I think I'm ready to reintroduce Punjabi to my studies. Today I read a BBC Punjabi article and I was shocked how much I could understand; the main difficulty was not the vocabulary, but simply not being used to the Gurmukhi script. In my experience making sentence cards in Anki is one of the best ways to quickly improve your reading fluency in a language/script, so given vocabulary is not such a problem anymore I think I'll be able to read Punjabi articles fairly easily in a couple of weeks (or at least not much worse than their Urdu equivalents).

I used to think it would be easier to get better at Standard Hindi first as a way to get a handle on some of the Sanskritic terms and then circle back to Punjabi, but it seems Standard Punjabi is much less Sanskritised than Standard Hindi, and since my sense of vernacular Maajhi as spoken in Pakistan is already fairly good I think reading Standard Punjabi in the Gurmukhi script now will only help in giving me more Punjabi input overall - I mean, I could just sit and listen to parody YouTube dubs or bilingual late night shows from Pakistan and such but I don't think that's particularly good input at my level; I could also read some of the Punjabi websites written in the Arabic script like wichaar, but then there's no monolingual dictionary to use, whereas for Gurmukhi there's Punjabipedia (which I have no trouble using).

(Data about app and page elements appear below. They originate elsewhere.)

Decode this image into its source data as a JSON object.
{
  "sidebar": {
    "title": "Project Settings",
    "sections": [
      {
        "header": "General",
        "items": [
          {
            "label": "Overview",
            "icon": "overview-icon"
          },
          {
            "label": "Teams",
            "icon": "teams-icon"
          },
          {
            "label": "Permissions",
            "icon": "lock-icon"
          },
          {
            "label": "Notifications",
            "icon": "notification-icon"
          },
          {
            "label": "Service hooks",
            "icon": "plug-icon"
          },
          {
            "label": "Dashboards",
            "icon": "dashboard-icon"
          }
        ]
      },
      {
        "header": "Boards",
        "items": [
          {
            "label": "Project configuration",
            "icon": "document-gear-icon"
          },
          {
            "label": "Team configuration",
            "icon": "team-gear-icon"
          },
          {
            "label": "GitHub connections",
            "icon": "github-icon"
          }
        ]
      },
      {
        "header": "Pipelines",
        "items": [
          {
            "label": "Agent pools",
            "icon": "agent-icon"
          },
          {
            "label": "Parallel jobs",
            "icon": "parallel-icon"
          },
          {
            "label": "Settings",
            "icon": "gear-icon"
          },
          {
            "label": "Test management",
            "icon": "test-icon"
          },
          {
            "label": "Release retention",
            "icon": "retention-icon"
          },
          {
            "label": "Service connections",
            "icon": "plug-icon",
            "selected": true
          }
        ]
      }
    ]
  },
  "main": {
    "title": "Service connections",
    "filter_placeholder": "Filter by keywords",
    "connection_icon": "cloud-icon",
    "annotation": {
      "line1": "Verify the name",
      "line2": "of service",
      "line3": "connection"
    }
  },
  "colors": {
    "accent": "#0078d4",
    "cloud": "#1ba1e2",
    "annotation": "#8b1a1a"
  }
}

I might also visit Islamabad during Easter so it would be good to have my Punjabi at least somewhat usable and not totally rusty. I'll still keep Urdu as my main focus but I think I'm at the point where it doesn't matter so much anymore, my Urdu reading is fluent enough that studying some Punjabi won't knock me off the horse too much.

I think I might still study a bit of Hindi as well, mainly to get used to the Devanagari script and using the Hindi monolingual dictionary (Oxford). I've grown to quite like Sanskritised Hindi[1] and don't have the same resistance to it as I used to: I used to be like, god, why do I have to learn two layers of formal vocabulary just to read a single language, but I've grown to appreciate the fact that Hindi-Urdu can be a sort of door to two different civilisational spheres, as many other languages of India and Southeast Asia have substantial amounts of Sanskrit loans (I was surprised by the number of fairly transparent Sanskrit loans that I found when I dabbled in Malay, for example). The main benefit of getting better at Devanagari at this point, though, is to take advantage of the Hindi subtitles on Netflix, which given the register of the material doubles up as Urdu input.

[1] Which tracks with my attitude towards the literary varieties of South Asian languages in general. I used to be sold on the idea that it's not so important to learn massive amounts of Perso-Arabic and Sanskrit vocabulary that aren't used in vernacular speech (it doesn't help that a lot of English-educated South Asians in language forums push this approach), but I think it's hugely beneficial to be able to use monolingual dictionaries, and novels do expose you to a lot of extremely useful daily language that you might not come across otherwise (I can't imagine how long it would've taken me to acquire words like رینگنا to crawl or سلانا to sew only through listening and speaking) along with all of the stuffy hyperliterary stuff.

EDIT: I'm also going to do some of the GLOSS Punjabi lessons marked as being in the "Shahmukhi dialect" (not a real thing but I know what they mean :lol: ), the texts are generally short and come with audio files so it should be good for repeated intensive listening.

User avatar
Posts: 5516
Joined: 2011-01-22, 5:44
Location: Novi Sad
Country: RS Serbia (Србија)

Re: Saim's log 2019-2020

Postby Saim » 2020-01-25, 10:13

Saim wrote:I've set a goal to read one book in my main language focus (at this point it's still Serbian) for 4 hours straight one day of the week.

I just tried this, I managed 3 hours and couldn’t do anymore. This was a fairly dense non-fiction book though, I think I won’t have any trouble reading light novels for 4 hours straight in Serbian. This was a good idea.

Return to “Total Annihilation Challenge”

Who is online

Users browsing this forum: No registered users and 1 guest